Fire and rehire

New code of practice on fire and rehire

New code of practice on fire and rehire


In March 2022, in response to public concern over the use of “fire and rehire” practices to implement changes to employees’ terms and conditions, the Government announced that it would introduce a new Statutory Code of Practice on Dismissal and Re-engagement (the Code)

Following consultation with employees, unions and businesses, a draft code was prepared setting out how employers should act when seeking to make changes to employment terms and conditions if an employer envisaged dismissal and re-engagement. 

Since then the Government has recently published an updated Code of Practice on Dismissal and Re-engagement). If it is approved by Parliament, it will most likely come into effect later this year.  
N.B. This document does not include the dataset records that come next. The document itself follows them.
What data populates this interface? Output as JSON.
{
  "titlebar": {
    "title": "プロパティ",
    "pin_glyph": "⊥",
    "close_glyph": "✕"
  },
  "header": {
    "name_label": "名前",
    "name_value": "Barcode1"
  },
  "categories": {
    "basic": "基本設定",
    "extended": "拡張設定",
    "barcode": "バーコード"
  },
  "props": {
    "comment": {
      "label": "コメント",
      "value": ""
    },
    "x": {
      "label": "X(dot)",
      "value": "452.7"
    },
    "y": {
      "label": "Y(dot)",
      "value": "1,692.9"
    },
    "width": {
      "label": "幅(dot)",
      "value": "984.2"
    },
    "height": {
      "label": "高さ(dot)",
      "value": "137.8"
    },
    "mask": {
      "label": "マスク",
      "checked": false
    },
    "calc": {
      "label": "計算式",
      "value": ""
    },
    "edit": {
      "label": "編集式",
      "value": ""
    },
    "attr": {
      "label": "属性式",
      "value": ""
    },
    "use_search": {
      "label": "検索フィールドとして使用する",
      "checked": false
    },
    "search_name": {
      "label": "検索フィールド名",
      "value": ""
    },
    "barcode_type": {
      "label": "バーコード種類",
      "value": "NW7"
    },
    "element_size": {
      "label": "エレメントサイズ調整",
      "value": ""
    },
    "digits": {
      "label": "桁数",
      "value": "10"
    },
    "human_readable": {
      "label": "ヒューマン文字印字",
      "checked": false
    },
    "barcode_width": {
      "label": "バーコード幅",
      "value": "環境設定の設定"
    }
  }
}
The Code requires employers to consult with affected employees and explore alternative options to dismissal, without raising the prospect of dismissal unreasonably early or using the threat of dismissal as a negotiating tactic to put undue pressure on employees if the employer is not envisaging dismissal. It recommends that dismissal and re-engagement should be a last resort.  

Since the first iteration of the draft Code, the Code has been modified to reflect the following changes:

  • The original draft Code required employers to contact Acas if they were unable to reach agreement with employees about fire and re-hire. This requirement has now been strengthened. Employers must contact Acas at an early stage, before they raise the possibility of fire and rehire with the workforce.
  • The Code has been amended to state that it is good practice for employers to give information to employees in writing.
  • The Code does not apply in redundancy situations but it will apply where both redundancy and fire and rehire are being considered as options.
  • While there is no minimum set time requirement, there is a requirement to consult ‘for as long as reasonably possible’.
  • Employers will need to explore alternatives to fire and rehire and fire.

There is no stand-alone claim an employee can bring if their employer fails to follow the Code. However, a failure to follow the Code may be taken into account by Employment Tribunals in relevant cases including in claims for unfair dismissal.

Tribunals will have the ability to uplift compensation by up to 25% if an employer unreasonably fails to follow this Code. 

It remains to be seen whether the new Code will have any impact on employer conduct and whether it might be one step closer to eliminating the widespread use of a practice that leaves a lot to be desired.

This blog was written by Anita Vadgama, Partner at didlaw.